Survivor of 17 Story Fall is Lucky
After Joshua Hanson, 29, fell through a 17th story window of a downtown Minneapolis hotel last Friday and is living to tell the tale. He underwent surgery on Monday and had a metal rod put in his leg. He is extremely lucky to not have any head, spinal or back injuries. Hanson, who owns a bar in Blair, Wisc., was in town for the 22nd annual Minnesota Operators of Music and Amusements dart tournament at the Hyatt Regency. After a night of drinking, he accidentally fell through a window on the 17th floor before landing on an awning above the ground.

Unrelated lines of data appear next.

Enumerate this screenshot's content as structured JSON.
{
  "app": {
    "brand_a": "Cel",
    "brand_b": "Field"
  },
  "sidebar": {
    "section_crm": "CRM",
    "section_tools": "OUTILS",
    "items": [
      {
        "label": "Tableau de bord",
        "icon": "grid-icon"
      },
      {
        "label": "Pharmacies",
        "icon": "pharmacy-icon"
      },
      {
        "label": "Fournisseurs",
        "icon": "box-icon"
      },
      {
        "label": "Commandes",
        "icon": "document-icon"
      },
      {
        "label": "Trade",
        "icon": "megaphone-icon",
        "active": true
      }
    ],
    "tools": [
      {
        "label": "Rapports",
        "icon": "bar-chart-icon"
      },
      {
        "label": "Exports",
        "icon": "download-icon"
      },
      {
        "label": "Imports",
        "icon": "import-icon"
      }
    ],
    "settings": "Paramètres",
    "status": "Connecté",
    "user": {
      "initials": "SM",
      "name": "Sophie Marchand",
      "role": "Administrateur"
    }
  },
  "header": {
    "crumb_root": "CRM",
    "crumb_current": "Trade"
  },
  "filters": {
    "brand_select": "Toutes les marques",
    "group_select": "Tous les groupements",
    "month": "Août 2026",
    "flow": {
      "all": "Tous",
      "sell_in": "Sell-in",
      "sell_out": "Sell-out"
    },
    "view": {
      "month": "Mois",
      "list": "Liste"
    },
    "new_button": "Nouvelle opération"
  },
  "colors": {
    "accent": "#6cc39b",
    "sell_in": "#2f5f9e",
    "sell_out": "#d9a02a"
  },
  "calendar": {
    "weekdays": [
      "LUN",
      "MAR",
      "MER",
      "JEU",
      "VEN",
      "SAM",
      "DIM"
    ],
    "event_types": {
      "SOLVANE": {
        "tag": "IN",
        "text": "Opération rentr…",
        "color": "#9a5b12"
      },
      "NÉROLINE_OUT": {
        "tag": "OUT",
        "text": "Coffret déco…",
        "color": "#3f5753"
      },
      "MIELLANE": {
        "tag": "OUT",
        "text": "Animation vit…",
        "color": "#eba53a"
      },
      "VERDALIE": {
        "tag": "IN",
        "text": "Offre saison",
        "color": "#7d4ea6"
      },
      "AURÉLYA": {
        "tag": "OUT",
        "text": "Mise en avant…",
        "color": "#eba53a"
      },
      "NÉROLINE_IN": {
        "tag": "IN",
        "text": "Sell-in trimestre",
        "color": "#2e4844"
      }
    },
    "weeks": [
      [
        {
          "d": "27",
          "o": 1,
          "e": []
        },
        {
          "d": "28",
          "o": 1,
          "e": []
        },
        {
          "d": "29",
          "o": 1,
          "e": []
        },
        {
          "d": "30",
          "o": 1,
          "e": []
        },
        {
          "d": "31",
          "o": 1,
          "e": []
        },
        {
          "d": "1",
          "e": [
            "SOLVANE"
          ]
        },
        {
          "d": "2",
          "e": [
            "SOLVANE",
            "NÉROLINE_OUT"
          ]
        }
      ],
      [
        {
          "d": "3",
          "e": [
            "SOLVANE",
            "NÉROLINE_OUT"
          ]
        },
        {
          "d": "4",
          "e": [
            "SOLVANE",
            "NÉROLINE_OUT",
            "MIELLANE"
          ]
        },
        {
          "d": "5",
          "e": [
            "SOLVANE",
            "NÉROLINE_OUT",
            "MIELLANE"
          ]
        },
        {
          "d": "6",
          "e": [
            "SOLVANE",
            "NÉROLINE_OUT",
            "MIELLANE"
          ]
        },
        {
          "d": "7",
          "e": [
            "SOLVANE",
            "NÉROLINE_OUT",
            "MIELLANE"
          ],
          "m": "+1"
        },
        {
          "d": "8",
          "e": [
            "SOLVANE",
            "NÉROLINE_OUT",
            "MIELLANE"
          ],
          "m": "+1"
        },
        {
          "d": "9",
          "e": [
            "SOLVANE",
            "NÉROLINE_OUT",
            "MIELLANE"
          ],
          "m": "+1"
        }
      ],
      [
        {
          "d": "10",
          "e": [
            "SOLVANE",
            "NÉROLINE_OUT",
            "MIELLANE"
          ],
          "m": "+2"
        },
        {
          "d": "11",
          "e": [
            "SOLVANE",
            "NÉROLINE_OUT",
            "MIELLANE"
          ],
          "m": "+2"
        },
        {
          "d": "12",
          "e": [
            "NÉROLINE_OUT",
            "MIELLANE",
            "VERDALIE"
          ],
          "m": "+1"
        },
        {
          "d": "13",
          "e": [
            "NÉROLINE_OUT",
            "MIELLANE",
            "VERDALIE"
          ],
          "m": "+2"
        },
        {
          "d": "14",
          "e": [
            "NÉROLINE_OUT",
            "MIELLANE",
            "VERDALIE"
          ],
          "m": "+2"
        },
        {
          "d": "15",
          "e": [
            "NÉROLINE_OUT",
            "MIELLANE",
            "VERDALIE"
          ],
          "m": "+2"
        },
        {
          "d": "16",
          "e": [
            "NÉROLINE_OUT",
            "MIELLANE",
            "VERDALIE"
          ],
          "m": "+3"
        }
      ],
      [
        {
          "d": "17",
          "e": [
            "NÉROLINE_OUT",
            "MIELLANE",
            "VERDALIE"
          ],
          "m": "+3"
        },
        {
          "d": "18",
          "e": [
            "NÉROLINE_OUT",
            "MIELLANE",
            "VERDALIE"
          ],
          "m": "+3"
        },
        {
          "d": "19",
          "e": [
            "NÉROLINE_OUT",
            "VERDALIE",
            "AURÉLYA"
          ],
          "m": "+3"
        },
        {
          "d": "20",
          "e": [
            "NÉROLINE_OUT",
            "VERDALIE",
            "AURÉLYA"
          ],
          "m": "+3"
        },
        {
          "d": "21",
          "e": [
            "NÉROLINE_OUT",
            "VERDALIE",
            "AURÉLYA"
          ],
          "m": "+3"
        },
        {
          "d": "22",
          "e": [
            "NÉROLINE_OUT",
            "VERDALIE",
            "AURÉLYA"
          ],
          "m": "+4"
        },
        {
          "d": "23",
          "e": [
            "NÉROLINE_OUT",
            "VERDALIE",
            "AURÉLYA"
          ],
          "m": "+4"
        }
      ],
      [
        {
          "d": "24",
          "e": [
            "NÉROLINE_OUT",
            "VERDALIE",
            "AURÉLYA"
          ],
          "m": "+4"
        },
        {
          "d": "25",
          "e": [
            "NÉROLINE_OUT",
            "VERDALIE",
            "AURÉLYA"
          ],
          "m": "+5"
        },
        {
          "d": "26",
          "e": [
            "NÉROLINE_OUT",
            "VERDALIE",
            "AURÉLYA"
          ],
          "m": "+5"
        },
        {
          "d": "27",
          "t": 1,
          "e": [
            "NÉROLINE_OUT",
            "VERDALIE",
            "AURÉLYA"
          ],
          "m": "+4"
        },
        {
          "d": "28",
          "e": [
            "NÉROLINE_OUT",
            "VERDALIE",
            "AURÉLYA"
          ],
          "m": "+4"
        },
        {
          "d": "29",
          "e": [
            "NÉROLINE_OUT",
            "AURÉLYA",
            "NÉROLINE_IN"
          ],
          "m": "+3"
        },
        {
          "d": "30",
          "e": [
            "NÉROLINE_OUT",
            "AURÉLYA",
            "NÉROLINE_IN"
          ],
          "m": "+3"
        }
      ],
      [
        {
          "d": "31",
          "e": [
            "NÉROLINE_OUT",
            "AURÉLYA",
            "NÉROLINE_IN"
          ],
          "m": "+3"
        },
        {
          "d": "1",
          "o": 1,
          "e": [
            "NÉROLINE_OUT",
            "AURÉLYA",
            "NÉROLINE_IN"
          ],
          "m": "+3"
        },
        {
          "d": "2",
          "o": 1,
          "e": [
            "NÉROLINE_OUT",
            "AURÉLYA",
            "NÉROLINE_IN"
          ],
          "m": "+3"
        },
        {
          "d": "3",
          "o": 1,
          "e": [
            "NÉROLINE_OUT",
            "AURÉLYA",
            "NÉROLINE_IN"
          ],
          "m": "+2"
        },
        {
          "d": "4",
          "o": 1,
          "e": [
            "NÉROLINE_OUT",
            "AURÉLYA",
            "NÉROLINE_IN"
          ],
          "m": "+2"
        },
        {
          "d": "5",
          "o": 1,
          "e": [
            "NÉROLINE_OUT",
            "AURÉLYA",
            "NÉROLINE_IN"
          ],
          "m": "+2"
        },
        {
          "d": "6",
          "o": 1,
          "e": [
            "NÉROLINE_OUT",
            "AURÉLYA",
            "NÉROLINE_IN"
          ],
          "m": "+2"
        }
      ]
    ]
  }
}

The Pioneer Press investigated the velocity of his fall with a physics professor at the University of Minnesota, who estimated his speed to be around 69 mph upon impact. The professor also noted that the awning that broke his fall acted like an airbag in a car, probably saving his life.
While the Press focused much of the article on the physics of the incident, the Star Tribune interviewed numerous family and friends of Hanson, and investigated the structure of the building through which he fell. His condition and what will be done to the building to prevent future incidents took up the bulk of the story.
The challenge for the reporters of this story was finding a unique angle. The basics of the story are obvious, but both papers took a different approach for the rest of the story.
Although the Press' article injected some humor into the issue with the "math stuff" of determining the physics of the fall, I thought it bordered on corny and a little distracting to what the important part of the story was.